Frightening isn’t it?
But, to the best of my knowledge, Jesus never said, “Pay no attention to the journey.” He did tell the disciples what not to take on their journeys and later, what to take. But if we consider the record of men and women of faith in the Bible, we notice that often their journeys were as important as their destinations. Consider Israel. Forty years wandering in the desert after 400 years of slavery in Egypt. Why? Perhaps because arriving in the promised land was as much an internal thing as it was an external thing.
What I mean by that is that as I reflect on our journey, our ever changing, often challenging journey I am constantly brought face to face with who I really am, and often it ain’t too pretty. I am daily confronted with my own apathy, my own limited compassion, my own lack of grace. And I am starting to think our journey of faith, our efforts at being followers of Jesus, are meant to lead us to discover our own broken selves as much as anything else. Because if that never happens, the truth is we may travel far but we will never really go anywhere. A journey that doesn’t change us, that doesn’t lead us to wholeness, is ultimately a journey destined to be repeated.
Of course the journey is about a destination. When Jesus told the disciples to follow him, he was going somewhere! But the journey is also about transformation. Its about what happens to us as we go. Its about our failures and frailties, our frustrations and tears because those things more than anything bring us out of where we’ve been, and out of who we were. We leave Egypt not on foot, but on our knees. It is there that our hearts are poured out and set on the potters wheel where we can be plied into something useful.
Today was a hard day in Zambia. This afternoon we took a young lady named Prisca (pronounced Priska) to the clinic after her boyfriend had beaten her until she collapsed in the middle of the road. He then started kicking her in the head and ribs until someone finally pulled him away.

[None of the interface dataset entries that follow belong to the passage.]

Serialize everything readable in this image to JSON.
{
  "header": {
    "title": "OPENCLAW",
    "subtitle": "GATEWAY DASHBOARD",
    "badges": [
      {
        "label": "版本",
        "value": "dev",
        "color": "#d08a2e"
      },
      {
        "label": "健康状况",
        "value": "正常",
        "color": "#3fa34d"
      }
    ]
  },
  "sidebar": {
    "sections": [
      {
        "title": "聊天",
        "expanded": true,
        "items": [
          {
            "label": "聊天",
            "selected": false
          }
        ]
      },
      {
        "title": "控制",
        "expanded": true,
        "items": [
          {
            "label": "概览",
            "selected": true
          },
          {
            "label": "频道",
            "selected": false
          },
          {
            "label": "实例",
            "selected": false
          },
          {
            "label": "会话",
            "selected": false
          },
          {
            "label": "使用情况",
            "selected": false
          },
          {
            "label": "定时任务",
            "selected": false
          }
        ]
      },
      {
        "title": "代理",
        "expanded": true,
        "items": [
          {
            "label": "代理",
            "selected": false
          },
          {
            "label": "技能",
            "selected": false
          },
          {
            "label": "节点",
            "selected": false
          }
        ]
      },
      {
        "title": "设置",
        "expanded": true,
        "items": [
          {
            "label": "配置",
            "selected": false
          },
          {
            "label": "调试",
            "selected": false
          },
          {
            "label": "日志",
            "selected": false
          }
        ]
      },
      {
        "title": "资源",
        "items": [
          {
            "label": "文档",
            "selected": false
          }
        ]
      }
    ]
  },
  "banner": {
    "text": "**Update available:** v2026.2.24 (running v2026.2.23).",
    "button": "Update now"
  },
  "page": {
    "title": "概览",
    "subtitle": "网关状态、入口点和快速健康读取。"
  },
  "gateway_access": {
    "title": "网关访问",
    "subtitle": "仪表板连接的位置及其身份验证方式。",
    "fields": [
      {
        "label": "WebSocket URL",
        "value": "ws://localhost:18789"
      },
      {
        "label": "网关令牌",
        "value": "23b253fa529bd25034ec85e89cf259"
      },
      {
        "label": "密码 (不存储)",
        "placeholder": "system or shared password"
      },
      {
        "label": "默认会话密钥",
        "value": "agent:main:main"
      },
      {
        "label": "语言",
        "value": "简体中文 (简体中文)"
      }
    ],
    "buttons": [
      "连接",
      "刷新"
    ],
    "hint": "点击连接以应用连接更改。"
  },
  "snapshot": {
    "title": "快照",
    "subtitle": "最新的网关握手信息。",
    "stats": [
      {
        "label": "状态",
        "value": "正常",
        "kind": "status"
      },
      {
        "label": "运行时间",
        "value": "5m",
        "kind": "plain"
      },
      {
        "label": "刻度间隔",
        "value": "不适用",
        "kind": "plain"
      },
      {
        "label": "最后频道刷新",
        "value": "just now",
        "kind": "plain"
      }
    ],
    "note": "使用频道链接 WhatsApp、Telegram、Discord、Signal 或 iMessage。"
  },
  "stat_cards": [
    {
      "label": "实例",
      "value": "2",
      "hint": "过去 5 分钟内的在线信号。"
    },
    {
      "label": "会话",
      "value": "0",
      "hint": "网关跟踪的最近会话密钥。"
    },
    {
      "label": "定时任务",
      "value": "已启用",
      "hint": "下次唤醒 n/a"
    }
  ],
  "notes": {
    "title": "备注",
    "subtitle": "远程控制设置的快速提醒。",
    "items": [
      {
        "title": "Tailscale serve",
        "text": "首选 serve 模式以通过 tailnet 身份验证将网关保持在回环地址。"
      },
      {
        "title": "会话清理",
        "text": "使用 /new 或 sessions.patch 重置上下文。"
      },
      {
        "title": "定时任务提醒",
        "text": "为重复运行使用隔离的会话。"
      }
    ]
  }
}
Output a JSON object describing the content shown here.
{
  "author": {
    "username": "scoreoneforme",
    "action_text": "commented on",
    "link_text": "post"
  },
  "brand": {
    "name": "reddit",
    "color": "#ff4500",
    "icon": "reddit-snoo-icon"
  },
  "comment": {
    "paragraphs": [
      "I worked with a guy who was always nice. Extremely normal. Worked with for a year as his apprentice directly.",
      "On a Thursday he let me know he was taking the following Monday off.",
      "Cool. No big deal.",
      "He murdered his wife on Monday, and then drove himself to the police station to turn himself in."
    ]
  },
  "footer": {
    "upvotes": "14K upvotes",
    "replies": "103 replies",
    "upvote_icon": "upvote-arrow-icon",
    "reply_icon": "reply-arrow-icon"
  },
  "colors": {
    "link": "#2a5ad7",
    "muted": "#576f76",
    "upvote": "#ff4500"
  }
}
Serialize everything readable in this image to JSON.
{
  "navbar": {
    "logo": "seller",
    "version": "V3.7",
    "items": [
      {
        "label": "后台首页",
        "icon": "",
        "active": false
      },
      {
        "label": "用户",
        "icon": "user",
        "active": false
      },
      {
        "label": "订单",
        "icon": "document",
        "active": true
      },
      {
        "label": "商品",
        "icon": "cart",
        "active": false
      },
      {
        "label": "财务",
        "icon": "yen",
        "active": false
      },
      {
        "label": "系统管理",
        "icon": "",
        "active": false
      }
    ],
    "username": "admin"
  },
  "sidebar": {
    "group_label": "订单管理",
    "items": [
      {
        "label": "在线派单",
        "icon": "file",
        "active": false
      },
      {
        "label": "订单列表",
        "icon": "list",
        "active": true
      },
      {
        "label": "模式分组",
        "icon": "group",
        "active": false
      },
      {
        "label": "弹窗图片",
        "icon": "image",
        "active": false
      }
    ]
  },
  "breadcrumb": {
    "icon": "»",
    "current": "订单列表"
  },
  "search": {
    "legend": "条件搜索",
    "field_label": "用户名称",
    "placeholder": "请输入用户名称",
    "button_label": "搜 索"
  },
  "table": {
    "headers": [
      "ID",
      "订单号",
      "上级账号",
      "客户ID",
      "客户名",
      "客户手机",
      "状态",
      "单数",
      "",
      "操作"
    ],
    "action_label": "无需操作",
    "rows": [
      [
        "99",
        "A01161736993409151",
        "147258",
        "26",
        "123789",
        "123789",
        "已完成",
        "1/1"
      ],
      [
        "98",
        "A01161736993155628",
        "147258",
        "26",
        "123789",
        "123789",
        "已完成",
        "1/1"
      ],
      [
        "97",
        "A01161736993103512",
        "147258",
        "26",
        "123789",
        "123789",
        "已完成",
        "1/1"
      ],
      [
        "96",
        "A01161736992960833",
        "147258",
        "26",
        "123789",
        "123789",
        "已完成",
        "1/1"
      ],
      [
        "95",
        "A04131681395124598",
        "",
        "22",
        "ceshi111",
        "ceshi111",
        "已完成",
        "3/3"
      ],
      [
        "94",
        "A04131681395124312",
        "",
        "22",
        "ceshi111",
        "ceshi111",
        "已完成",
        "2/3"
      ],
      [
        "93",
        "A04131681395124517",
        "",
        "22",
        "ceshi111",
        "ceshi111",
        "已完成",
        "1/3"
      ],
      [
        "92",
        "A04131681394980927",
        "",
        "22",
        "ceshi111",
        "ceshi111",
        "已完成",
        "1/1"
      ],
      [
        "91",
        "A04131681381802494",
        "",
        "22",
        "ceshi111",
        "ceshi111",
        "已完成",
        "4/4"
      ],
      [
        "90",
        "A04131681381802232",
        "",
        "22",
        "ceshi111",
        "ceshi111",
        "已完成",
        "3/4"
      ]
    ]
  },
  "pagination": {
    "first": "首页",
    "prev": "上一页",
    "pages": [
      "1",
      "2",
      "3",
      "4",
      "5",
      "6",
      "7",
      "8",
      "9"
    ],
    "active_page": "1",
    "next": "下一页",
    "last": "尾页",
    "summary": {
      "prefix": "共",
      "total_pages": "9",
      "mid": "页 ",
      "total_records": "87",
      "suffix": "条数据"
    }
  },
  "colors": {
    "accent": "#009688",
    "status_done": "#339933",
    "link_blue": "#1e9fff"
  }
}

Prisca became a follower of Christ just a few days ago, led to the Lord by some missionary friends here in Zambia. The reason her boyfriend attacked her was because after she became a Christian, she told him she couldn’t see him anymore, that she wasn’t going to live the way they had been any longer. As Paula was comforting her, helping to hold an ice pack on her swollen, bruised face she spoke about her new found faith. She said, “I’ve made my decision. I’m not turning back now.”
Each of our journeys are hard in their own way I suppose. But it often takes someone like Prisca, who is welcomed into her Christian faith with a brutal beating, to bring a little perspective to our own journeys. Then we realize that there are some among us who are on t inconceivably difficult journeys, who know suffering and loss to a degree that is beyond the comprehension of the well–cushioned Christian lives that most of us live.
And though I’m tempted to complain about having to pack up our stuff, and though I really want to cry out to God asking, “Why do we have to go through this whole moving thing again?”, I tend to think now that the better thing is to follow Prisca’s lead and to say simply, “I’ve made my decision. I’m not turning back now.”